▶ LISTED RECORDS:
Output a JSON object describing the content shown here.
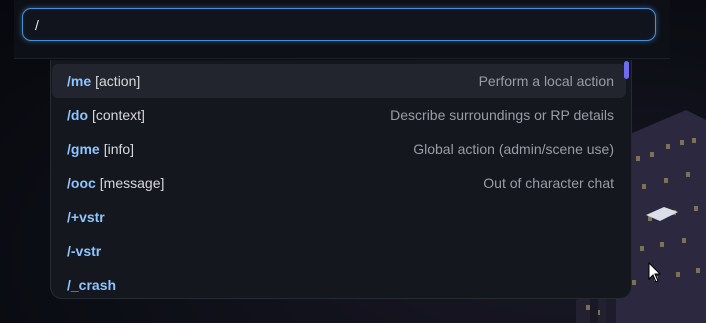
{
  "chat": {
    "input_value": "/"
  },
  "suggestions": [
    {
      "command": "/me",
      "arg": "[action]",
      "description": "Perform a local action",
      "active": true
    },
    {
      "command": "/do",
      "arg": "[context]",
      "description": "Describe surroundings or RP details",
      "active": false
    },
    {
      "command": "/gme",
      "arg": "[info]",
      "description": "Global action (admin/scene use)",
      "active": false
    },
    {
      "command": "/ooc",
      "arg": "[message]",
      "description": "Out of character chat",
      "active": false
    },
    {
      "command": "/+vstr",
      "arg": "",
      "description": "",
      "active": false
    },
    {
      "command": "/-vstr",
      "arg": "",
      "description": "",
      "active": false
    },
    {
      "command": "/_crash",
      "arg": "",
      "description": "",
      "active": false
    }
  ],
  "colors": {
    "accent": "#4a8fd6",
    "command": "#8ec4ff",
    "scrollbar": "#6f6cf0"
  }
}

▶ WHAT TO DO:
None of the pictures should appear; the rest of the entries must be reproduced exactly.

▶ WRITTEN ANSWER:
Output a JSON object describing the content shown here.
{
  "chat": {
    "input_value": "/"
  },
  "suggestions": [
    {
      "command": "/me",
      "arg": "[action]",
      "description": "Perform a local action",
      "active": true
    },
    {
      "command": "/do",
      "arg": "[context]",
      "description": "Describe surroundings or RP details",
      "active": false
    },
    {
      "command": "/gme",
      "arg": "[info]",
      "description": "Global action (admin/scene use)",
      "active": false
    },
    {
      "command": "/ooc",
      "arg": "[message]",
      "description": "Out of character chat",
      "active": false
    },
    {
      "command": "/+vstr",
      "arg": "",
      "description": "",
      "active": false
    },
    {
      "command": "/-vstr",
      "arg": "",
      "description": "",
      "active": false
    },
    {
      "command": "/_crash",
      "arg": "",
      "description": "",
      "active": false
    }
  ],
  "colors": {
    "accent": "#4a8fd6",
    "command": "#8ec4ff",
    "scrollbar": "#6f6cf0"
  }
}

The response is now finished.